The major contributions of American Artists to the development of Modern Visual Arts

The major contributions of American Artists to the development of Modern Visual Arts are evidenced in the practice of American Impressionists, Realists, Cubists, Photographers, Minimalists, Dada, African American, and Abstract Expressionist artists. Focus your essay on ONE of the topics below. Be as specific as possible for full point credit. 1. Marcel Duchamp’s impact on American art and on photographer Man Ray (discuss, for example, Man Ray’s Duchamp as Rrose Selavy, 1923). 2. American Realism was exclusively rooted in American experience (Winslow Homer) but also revived Western European Painting (Thomas Eakins). Investigate how American Realism combined American experience with French Realism (Courbet and Millet) and even with the pictorial art of Rembrandt. 3. American Impressionist painters borrowed from French Impressionism creatively, developing their own version of Impressionism. Investigate the art of American Impressionists John Singer Sargent, Cecilia Beaux, and Marry Cassatt. 4. Analyze the establishment of photography as fine art in the USA and the influence Alfred Stieglitz exerted on American painters (Max Weber, Marsden Hartley, Georgia O’Keeffe etc). Comment on the depression horrors in the documentary photography of Dorothea Lange and Walker Evans. 5. Analyze how Abstract Expressionism involved both action panting (Jackson Pollock, de Kooning, etc) and “color field painters” (Mark Rothko, Barnett Newman, etc) 

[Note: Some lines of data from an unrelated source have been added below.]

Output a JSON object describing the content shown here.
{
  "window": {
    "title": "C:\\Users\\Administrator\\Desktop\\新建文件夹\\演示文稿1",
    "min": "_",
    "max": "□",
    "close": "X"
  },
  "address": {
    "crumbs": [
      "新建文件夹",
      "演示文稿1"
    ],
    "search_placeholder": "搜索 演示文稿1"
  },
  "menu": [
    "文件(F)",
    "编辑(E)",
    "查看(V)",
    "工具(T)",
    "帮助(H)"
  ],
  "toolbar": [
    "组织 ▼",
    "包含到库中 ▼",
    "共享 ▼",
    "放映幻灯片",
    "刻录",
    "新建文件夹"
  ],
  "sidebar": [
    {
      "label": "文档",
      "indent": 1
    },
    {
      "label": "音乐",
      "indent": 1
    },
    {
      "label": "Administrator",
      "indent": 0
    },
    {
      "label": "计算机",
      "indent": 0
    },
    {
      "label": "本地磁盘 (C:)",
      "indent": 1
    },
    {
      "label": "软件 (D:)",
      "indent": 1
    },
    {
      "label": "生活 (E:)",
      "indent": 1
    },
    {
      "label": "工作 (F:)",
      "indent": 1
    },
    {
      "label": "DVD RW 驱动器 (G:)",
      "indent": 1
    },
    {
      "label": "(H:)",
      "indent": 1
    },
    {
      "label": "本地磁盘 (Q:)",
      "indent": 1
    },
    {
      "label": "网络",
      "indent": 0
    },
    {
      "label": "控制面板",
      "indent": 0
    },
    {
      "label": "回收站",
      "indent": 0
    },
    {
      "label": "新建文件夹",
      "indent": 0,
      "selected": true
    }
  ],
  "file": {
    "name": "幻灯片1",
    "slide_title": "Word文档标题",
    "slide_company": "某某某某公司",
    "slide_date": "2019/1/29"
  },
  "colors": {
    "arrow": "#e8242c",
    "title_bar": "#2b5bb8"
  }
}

Below are your final essay topics. Choose ONE of the essay topics as your final paper for this course. The content of your essay should reflect material from course readings and video lectures 6, 7, and 8. This is a formal composition, so your written essay should include the following: an introductory statement and thesis (including a clear point-of-view); the content itself upon which your thesis rests (I anticipate this being 6 paragraphs long or more); a concluding and/or summary statement that furthers or expounds upon your findings or the points of your discussion. Writing recommendations: Consider this essay component of the exam an exercise in rhetoric and academic writing. If possible, choose material that interests or moves you. Care. Generally speaking, as a writer, use your medium to educate your reader. Content (facts and specifics) matters: reasonable content gives you credibility with your reader. Choose and use your words carefully, judiciously, and correctly: this earns your reader’s trust and respect. Flex your authorial “voice” or tone here or there, to inspire, delight, or enhance meaning: in other words, make your reader care. Why not view this essay as a kind of performance? One way to do this is to imagine what you would like your readers to feel after they finish reading your essay. (In my own essay writing, I tell myself: “I hope to help educate my reader with good information and one or two insights, so that, afterwards, the reader thinks to himself/herself: ‘I’m so glad I read that!’”). Frequently Asked Questions: 1.) What sources may I use for the essay portion of the exam? You may use video lectures 6, 7, and 8, and approved textbooks found in the syllabus. Websites are not authorized to be used as references. 2.) What is the required word count for the essay portion of the exam? There is no required word count. We suggest writing at least 6 paragraphs (including an introduction and a conclusion paragraph). A paragraph is usually 6-8 sentences long. Write to adequately cover your points. 3.) Is there a multiple choice portion to this exam? Yes! As described in the syllabus, the multiple-choice portion will consist of objective questions (based on reading, lectures), questions on vocabulary, and slide identifications (title, artist; culture; stylistic movement; cultural significance). This exam is NOT cumulative! 4.) How do you suggest I prepare for this exam? To prepare for Exam IV Final, watch the lectures and/or read the lecture closed captions. Also, utilize the study guide tool available to you on ecampus!! This is one of your best resources! a “monument/ terms” list for each stylistic period/culture serves as a study-guide to help you prepare for exams. 5.) I am still struggling with citing in Chicago! What tools can help? Here is a list of links to some excellent (approved!) websites to help you cite. This list is also in an older email we sent out for Exams I, II, and III. The University Writing Center can also help you cite. http://www.bibme.org/citation-guide/chicago/lecture/ (for lectures) http://www.bibme.org/citation-guide/chicago/ https://owl.purdue.edu/owl/purdue_owl.html https://owl.purdue.edu/owl/research_and_citation/chicago_manual_17th_edition/chicago_manual_of_style_17th_edition.html 6.) Are there other resources to help me edit my paper? Yes! For grammatical, structure, and citation concerns you can always visit the University Writing Center. They can help you review your paper: https://writingcenter.tamu.edu/ 7.) I don’t have a book! Where can I get one? If you do not wish to purchase a book, you can borrow one from the university library. You can search for a book’s location and availability here: http://library.tamu.edu/ 8.) Do I have to use the lectures as references for my essay? How about the textbooks? You MUST use the lectures as references for your essay! The textbooks are not mandatory tools, but may add depth and quality to your paper. 9.) How should my essay look like with proper citations? Please see below. Double spaced format and Times New Romans 12 font are expected. Sample paper here: